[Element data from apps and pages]
****************************************
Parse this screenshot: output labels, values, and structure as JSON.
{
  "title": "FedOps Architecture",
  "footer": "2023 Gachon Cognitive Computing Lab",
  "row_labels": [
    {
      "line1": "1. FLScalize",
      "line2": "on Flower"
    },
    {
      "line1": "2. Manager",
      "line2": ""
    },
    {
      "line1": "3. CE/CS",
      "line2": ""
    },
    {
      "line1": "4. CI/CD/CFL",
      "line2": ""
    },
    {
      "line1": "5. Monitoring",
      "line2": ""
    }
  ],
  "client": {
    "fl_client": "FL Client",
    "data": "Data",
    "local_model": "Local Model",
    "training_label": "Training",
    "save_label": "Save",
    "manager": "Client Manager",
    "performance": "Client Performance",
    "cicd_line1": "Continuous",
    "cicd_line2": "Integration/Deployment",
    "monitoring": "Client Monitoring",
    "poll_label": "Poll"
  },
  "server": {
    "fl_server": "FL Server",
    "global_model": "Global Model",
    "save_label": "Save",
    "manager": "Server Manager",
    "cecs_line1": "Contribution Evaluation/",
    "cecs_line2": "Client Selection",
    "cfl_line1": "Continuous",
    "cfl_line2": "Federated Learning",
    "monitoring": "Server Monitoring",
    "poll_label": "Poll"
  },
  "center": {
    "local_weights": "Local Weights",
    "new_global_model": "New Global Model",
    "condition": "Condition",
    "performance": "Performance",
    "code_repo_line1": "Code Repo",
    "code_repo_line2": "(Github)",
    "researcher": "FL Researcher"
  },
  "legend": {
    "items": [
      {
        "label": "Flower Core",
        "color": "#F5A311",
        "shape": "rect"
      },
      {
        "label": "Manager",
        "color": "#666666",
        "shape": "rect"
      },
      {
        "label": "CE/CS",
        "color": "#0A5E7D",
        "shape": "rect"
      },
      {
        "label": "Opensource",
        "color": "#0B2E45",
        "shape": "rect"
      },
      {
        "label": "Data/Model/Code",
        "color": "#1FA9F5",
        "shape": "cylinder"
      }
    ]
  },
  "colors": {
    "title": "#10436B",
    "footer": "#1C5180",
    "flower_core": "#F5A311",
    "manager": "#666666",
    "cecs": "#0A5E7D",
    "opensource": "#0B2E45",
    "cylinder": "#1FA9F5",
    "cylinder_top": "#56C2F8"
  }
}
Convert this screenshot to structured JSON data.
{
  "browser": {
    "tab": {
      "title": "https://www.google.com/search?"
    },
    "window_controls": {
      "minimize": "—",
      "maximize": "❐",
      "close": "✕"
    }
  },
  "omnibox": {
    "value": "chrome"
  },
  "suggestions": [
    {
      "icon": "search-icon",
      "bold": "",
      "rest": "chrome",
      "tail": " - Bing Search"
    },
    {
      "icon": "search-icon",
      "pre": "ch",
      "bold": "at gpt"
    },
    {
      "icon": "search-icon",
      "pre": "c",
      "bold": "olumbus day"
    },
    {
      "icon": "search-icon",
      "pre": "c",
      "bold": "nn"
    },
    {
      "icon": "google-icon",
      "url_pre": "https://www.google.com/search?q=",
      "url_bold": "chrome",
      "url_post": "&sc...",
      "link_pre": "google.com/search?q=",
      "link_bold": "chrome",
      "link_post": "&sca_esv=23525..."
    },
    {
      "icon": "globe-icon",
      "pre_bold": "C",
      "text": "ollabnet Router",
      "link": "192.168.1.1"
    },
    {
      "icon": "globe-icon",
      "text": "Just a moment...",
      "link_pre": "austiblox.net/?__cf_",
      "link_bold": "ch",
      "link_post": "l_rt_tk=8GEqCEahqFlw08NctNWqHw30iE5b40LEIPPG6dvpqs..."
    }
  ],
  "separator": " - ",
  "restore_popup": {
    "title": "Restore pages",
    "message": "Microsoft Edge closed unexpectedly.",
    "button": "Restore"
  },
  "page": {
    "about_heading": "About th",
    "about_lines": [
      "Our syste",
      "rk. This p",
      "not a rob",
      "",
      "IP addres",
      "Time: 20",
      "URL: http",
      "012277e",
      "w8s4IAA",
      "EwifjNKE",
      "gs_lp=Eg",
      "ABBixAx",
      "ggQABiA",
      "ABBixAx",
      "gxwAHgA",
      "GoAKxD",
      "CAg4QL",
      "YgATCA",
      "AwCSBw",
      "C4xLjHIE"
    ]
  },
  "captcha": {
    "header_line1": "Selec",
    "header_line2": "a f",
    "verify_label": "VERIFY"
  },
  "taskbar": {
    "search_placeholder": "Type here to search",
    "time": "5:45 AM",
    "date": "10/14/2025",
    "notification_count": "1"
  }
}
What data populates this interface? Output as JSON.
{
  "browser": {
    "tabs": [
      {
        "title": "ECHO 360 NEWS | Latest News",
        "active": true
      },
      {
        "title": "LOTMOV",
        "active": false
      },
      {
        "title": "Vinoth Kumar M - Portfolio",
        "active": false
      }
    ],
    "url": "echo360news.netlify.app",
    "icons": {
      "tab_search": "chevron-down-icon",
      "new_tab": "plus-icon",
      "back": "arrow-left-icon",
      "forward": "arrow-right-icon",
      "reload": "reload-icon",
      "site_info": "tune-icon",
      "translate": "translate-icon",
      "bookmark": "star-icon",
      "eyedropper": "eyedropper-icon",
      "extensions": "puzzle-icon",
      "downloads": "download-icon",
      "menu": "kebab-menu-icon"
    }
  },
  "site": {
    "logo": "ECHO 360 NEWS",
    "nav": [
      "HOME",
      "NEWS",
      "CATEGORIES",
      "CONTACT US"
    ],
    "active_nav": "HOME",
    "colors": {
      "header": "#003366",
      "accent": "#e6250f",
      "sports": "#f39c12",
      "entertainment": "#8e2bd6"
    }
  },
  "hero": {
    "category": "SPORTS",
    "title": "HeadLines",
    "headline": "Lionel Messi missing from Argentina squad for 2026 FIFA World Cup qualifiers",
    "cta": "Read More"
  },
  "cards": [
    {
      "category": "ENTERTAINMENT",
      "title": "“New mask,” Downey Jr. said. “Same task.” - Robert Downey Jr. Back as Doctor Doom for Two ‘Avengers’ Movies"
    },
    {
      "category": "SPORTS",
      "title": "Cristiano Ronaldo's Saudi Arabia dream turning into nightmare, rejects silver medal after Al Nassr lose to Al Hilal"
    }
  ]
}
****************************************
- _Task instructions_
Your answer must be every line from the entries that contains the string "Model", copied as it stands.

- _Solution to the problem_
    "local_model": "Local Model",
    "global_model": "Global Model",
    "new_global_model": "New Global Model",
        "label": "Data/Model/Code",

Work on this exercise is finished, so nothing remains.